My Year of Transition

The New Year is here, and many people think of all the changes they are going to make this year. Resolutions are talked about for most of the month of January. This is the time when gyms get crowded…for the first three weeks of January, then it thins out again. I believe this is indicative of many people with great motivation, but then “real life” gets in the way. Either they do too much too fast and get sore or hurt, or realize it just doesn’t fit into their lives. Congratulations to all of those who know they need to make a change, and attempt to make it. There is nothing wrong with trying to “jump into something with both feet”, but most of the time what we know is difficult is really just too much to do all at once.

So this is my year of transition. I will be transitioning to the changes I want to make in my life, which means taking steps in the direction I want to go, but not jumping in full force. For example, I would like to be able to do a pull up, but I can’t just spend an hour a day doing shoulder work, because I will do damage to my body. So I have a hang up bar in my hallway, and when I go past it, I hang from it. A little hanging many times a day will be a gentler transition than the painful way.

Some of the goals I have are:

Transition to more movement in my daily life. (Inspired by Katy Bowman, of This includes more long walks, maybe some camping and some hikes.

Transition to more “all body” flexibility.

Transition away from snacks, toward a larger lunch and a lighter dinner, (Yes, the goal is to lean out my body, slowly and naturally; we will see if it works!)

Transition to less “stuff” in my house. (i.e.: clear out the junk of 18 years of living in the same house)

Do a better job of having an “online presence”, to support a health minded community, especially the local community

For each of my goals, I will have more specific actions, such as taking longer walks at least once a week, and increase the distance of my daily dog walks. Doing some more specific stretch work in my calves, to allow me to do a flat footed squat. Also not buying those protein bars I really enjoyed when I was doing more of a Paleo diet. Clearing out stuff is just a constant struggle, unless you do the Marie Kondo “art of tidying up”.

Beyond that, I have been working on my Personal Mission Statement, figuring out what is most important to me. The idea is to focus on the goals that specifically support my Personal Mission. Looking at my goals, I obviously want to be physically healthy, leaner in body, a less cluttered environment, and improve my work on creating a healthy community. So, maybe I did that backwards! Except my family is what is most important to me, so obviously I still have a lot of work to so on my Personal Mission Statement. Any ideas? Has anyone done one?

If I keep in mind that it is about transition, then I don’t have to be upset if I “blow it”. I know it is a transition, and I am not there yet. Of course, I also have to be sure not use that as an excuse. So I will need some more specific goals, or some “rules”. For example, I can’t really expect myself to do a pull up in six months if my body is not capable of it. However, I can give myself a sort of “rule” that I have to hang on my pull up bar every time I walk down the hall.

For other goals, such as not having snacks, I can just figure out what I need to do to not need a snack during the day.

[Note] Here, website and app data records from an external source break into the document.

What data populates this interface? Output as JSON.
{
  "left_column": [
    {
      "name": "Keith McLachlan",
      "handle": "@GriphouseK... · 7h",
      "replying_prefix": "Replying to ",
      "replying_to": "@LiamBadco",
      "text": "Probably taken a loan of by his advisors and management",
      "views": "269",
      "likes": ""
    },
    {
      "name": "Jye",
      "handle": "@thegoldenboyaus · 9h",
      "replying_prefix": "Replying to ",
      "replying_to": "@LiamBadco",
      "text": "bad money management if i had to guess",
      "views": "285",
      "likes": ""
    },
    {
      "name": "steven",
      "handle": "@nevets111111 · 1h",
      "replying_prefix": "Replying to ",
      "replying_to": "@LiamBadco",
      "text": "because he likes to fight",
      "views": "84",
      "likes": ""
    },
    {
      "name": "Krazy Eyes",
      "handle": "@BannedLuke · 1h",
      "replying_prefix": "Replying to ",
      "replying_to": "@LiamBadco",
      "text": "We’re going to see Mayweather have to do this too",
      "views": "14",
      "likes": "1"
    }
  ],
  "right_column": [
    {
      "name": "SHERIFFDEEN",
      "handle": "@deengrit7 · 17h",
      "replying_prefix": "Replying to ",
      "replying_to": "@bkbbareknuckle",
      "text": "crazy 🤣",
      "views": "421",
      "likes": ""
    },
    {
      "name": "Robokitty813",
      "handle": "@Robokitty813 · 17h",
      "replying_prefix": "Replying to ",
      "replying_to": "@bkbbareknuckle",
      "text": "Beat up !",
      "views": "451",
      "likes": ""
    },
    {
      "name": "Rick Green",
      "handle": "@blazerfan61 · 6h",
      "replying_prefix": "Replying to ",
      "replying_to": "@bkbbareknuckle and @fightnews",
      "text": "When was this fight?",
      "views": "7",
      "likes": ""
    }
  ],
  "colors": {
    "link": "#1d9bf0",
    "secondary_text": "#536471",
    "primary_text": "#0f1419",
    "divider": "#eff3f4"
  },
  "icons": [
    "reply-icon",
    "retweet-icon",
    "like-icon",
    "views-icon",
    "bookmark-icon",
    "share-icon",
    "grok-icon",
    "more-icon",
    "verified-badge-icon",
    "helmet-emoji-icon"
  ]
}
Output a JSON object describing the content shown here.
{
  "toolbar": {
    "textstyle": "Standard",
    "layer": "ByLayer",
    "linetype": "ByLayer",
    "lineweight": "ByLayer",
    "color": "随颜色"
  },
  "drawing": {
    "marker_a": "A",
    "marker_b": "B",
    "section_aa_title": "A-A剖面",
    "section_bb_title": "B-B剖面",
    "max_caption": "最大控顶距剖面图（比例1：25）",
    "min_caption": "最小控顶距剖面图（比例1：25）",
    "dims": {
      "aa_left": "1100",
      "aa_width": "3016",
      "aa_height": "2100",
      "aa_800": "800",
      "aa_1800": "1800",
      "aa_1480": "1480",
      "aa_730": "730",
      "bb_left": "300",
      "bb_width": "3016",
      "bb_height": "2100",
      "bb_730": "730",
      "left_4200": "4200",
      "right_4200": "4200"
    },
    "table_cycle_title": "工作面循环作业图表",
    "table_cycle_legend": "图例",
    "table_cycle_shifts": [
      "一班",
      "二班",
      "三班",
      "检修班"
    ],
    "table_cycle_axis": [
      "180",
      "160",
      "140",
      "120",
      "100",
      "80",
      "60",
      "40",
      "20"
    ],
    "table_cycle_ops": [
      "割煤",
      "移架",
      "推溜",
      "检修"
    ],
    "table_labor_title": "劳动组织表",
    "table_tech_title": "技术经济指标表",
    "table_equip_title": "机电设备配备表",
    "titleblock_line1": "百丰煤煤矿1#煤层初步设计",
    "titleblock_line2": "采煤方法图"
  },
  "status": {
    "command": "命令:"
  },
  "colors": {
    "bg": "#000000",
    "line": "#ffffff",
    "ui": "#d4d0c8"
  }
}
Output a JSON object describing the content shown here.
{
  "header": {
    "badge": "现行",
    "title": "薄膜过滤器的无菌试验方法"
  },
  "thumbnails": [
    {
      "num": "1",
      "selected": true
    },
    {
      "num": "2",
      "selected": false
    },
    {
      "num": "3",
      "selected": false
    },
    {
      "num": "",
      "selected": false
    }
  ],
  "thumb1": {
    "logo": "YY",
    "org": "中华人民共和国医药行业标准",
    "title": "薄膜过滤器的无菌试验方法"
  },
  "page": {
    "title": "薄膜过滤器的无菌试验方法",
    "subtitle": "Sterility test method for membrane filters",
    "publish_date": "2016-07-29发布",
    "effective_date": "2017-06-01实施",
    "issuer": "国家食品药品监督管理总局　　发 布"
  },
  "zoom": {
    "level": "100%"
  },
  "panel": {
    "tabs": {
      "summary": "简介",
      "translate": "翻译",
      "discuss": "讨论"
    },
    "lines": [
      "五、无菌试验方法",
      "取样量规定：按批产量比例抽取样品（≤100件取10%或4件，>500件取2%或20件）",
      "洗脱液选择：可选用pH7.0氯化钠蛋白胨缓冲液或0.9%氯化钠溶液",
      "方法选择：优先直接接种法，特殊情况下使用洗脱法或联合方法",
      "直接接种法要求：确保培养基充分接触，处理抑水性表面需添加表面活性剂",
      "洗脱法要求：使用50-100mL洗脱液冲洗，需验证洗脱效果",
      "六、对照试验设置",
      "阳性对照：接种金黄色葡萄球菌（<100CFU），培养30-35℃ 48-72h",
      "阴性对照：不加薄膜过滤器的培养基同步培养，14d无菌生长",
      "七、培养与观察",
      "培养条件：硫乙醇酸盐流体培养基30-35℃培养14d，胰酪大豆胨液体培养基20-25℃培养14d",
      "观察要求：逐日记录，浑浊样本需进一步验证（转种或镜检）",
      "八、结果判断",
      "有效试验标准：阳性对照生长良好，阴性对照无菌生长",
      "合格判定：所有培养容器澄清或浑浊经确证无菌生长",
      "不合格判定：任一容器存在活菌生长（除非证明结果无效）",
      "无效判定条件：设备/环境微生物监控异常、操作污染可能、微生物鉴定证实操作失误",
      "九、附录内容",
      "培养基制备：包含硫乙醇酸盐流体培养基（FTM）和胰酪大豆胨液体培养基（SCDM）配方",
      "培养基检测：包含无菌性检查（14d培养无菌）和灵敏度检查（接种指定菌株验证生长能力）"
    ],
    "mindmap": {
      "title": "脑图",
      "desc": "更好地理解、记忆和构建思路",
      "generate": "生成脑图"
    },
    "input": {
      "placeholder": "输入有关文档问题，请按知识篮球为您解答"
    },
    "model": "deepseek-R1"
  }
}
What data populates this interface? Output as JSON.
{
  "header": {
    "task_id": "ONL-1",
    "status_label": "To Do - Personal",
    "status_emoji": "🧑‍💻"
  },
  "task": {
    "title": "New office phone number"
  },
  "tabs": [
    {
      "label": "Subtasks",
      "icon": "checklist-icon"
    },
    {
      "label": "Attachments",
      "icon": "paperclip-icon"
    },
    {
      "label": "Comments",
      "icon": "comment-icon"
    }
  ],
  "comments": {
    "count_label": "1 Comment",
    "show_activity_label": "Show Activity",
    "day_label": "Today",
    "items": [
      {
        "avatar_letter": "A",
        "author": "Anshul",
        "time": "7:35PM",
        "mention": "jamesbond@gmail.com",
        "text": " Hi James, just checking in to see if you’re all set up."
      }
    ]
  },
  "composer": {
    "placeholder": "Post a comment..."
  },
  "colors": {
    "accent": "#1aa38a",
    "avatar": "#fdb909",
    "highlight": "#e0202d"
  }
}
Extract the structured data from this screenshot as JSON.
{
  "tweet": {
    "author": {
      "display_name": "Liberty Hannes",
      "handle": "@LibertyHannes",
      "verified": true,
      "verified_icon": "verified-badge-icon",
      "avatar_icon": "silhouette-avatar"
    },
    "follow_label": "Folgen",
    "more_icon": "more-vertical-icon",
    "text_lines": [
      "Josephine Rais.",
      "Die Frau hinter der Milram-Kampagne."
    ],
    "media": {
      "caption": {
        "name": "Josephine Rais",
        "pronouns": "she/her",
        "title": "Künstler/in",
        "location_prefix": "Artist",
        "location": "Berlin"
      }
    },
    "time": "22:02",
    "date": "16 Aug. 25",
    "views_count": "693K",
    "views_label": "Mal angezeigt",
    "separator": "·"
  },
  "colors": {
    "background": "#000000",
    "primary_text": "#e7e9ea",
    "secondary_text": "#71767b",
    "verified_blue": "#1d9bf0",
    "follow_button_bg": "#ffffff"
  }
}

Making sure I eat breakfast, and having a larger lunch can really help. So it can make me plan around these things. For a lighter dinner, I can plan on having simple dinners, such as soups. In the spring, I can plan on salads.

One personal comment about the leaning out goal that most of us have: yes, it is a great goal to release the excess weight that many of us carry around, however, the bigger goal may be to figure out WHY we carry that excess weight. The simple answer that we just eat too much may be true, but WHY do we eat too much? And is that actually the issue? Maybe the problem is that we sit too much, or feel we are missing something in our lives, such as creativity or exitement. Often we “beat ourselves up” for not having perfect willpower, or not doing enough workouts, or hard enough workouts. I’m not sure that attitude is what works for many of us.

Here is an idea. Perhaps we just need to eat in a more relaxed setting and chew our food more. Then we can actually derive the nutrients from our food. What many of us do is gulp our food down in a stressful situation, and two hours later we feel like we never ate. Well, we never got a chance to honestly taste our food. I have heard of someone losing 20 pounds in a year simply by chewing their food into a liquid paste at every meal. It was hard to get used to, and she had to schedule time to eat, and her family had to get used to her taking so long to finish her meals; but she stuck with it and finally lost those 20 pounds she had struggled with for years. This is yet another goal of mine for this year, to chew my food thoroughly and see if that makes a difference. Just a thought.

What are your goals this year? Are you striving to reach a goal, or transitioning to a permanent change in your life? Or do you have a different strategy? Different things work for different people; we are so unique. Feel free to share your thoughts on my Facebook page, or share this post.

To your health,

Patti Bealer